Records excerpted from a collection
BEGIN

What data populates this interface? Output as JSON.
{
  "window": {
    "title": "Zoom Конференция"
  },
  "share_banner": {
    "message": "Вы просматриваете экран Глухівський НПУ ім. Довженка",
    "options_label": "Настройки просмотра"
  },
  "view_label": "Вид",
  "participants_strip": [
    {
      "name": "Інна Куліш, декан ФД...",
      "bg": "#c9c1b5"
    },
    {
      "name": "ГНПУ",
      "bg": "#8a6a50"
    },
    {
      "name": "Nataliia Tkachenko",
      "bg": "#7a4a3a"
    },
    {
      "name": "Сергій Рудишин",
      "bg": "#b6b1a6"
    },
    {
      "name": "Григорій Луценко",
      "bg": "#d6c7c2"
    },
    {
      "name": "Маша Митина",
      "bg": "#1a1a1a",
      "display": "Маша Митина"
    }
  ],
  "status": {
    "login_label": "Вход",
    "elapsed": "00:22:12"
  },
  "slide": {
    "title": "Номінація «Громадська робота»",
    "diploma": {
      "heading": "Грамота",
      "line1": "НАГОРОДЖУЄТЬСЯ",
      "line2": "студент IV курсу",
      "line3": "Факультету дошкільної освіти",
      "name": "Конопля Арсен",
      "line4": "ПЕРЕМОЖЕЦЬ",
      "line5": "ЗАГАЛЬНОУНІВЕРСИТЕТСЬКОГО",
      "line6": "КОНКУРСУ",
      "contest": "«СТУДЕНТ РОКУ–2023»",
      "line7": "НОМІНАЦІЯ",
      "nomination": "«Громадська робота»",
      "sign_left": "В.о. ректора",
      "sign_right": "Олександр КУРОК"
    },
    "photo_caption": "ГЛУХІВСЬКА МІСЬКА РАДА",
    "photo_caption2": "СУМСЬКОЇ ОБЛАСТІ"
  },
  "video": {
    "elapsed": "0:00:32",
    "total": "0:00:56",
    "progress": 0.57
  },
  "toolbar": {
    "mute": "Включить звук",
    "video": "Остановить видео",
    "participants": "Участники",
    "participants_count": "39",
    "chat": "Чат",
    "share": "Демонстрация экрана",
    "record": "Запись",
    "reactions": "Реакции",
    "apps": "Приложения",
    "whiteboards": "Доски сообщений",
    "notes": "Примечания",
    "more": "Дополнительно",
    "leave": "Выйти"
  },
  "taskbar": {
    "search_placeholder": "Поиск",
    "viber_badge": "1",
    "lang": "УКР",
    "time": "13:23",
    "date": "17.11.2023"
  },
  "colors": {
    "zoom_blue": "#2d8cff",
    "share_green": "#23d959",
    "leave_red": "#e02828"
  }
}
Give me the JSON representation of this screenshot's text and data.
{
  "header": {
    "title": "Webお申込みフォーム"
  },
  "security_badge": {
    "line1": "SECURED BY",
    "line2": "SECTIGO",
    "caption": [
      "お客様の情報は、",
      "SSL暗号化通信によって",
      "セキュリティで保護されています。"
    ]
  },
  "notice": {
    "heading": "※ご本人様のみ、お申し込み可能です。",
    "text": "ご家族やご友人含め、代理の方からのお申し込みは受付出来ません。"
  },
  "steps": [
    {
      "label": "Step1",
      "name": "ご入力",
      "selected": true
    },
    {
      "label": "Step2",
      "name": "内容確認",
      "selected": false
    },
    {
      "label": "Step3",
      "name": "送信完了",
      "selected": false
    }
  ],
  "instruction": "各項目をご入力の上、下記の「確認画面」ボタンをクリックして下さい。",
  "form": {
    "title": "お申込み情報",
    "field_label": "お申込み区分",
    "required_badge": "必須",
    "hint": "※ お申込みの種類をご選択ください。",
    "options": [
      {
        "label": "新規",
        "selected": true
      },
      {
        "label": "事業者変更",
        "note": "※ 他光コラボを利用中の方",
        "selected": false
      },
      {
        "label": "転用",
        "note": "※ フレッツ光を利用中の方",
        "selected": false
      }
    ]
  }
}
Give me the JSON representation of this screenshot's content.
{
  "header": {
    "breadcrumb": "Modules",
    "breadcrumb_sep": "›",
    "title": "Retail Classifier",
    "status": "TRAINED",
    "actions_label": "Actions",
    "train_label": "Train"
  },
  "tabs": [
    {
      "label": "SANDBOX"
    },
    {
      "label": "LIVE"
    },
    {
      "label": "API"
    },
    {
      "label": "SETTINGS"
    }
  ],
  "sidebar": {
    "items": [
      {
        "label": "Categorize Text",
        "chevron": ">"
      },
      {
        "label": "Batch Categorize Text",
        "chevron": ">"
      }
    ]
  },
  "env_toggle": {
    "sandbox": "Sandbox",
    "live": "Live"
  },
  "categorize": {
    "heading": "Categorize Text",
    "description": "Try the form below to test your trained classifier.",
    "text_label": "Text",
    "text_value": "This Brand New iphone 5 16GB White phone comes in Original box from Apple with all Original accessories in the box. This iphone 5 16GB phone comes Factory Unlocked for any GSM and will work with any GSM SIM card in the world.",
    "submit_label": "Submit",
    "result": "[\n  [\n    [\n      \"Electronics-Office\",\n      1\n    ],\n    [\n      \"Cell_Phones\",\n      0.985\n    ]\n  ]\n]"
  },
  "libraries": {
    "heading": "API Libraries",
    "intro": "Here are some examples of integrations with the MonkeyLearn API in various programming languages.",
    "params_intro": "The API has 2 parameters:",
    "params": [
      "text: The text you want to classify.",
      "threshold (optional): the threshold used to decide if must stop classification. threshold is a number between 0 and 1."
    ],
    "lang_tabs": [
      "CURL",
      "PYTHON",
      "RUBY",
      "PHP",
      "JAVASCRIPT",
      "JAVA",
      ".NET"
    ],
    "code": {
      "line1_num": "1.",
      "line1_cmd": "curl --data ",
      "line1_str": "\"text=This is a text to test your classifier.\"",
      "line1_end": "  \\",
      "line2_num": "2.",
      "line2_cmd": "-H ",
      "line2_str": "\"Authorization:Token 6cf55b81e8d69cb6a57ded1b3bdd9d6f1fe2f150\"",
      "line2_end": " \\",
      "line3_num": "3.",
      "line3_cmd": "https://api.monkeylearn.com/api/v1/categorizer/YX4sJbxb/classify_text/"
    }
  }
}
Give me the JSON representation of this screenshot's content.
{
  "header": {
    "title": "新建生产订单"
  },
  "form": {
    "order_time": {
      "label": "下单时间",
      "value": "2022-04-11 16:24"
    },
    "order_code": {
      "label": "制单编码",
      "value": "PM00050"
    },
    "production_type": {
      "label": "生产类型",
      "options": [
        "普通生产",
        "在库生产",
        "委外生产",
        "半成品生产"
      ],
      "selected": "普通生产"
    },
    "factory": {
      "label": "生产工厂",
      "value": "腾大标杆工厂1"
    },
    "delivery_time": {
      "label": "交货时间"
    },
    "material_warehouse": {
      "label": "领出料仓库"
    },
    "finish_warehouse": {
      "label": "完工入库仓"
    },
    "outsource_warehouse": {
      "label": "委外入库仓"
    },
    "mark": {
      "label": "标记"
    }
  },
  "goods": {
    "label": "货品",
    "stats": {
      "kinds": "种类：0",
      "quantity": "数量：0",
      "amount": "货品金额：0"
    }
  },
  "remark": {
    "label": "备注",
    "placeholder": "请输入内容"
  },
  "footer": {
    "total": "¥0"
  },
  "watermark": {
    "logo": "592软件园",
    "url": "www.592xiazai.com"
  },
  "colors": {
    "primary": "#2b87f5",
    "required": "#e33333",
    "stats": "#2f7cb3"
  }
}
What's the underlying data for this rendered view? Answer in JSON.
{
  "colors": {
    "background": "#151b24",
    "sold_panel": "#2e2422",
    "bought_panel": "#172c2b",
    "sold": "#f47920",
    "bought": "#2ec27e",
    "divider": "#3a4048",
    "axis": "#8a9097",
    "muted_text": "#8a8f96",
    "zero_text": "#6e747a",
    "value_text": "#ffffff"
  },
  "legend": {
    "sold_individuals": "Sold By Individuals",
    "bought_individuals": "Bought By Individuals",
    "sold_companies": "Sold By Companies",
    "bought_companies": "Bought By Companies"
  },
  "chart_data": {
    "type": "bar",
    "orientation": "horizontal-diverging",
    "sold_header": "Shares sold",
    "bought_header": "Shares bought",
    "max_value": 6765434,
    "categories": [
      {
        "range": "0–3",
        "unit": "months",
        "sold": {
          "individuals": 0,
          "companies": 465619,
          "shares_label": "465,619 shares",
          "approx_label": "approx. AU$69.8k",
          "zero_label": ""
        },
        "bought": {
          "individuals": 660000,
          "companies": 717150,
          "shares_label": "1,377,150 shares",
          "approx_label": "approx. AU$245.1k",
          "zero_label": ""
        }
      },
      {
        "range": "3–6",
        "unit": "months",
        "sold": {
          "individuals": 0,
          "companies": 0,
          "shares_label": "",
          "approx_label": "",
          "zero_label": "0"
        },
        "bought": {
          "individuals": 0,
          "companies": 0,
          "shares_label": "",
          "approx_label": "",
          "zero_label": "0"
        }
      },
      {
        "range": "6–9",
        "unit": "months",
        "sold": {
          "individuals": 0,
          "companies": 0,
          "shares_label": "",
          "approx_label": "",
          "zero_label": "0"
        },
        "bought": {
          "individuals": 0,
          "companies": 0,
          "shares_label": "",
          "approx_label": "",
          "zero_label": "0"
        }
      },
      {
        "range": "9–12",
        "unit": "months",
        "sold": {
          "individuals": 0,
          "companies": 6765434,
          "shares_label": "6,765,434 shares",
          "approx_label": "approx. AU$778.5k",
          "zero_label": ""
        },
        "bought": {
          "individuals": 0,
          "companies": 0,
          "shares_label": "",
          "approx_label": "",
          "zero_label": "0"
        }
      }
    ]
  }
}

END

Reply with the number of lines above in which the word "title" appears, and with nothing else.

6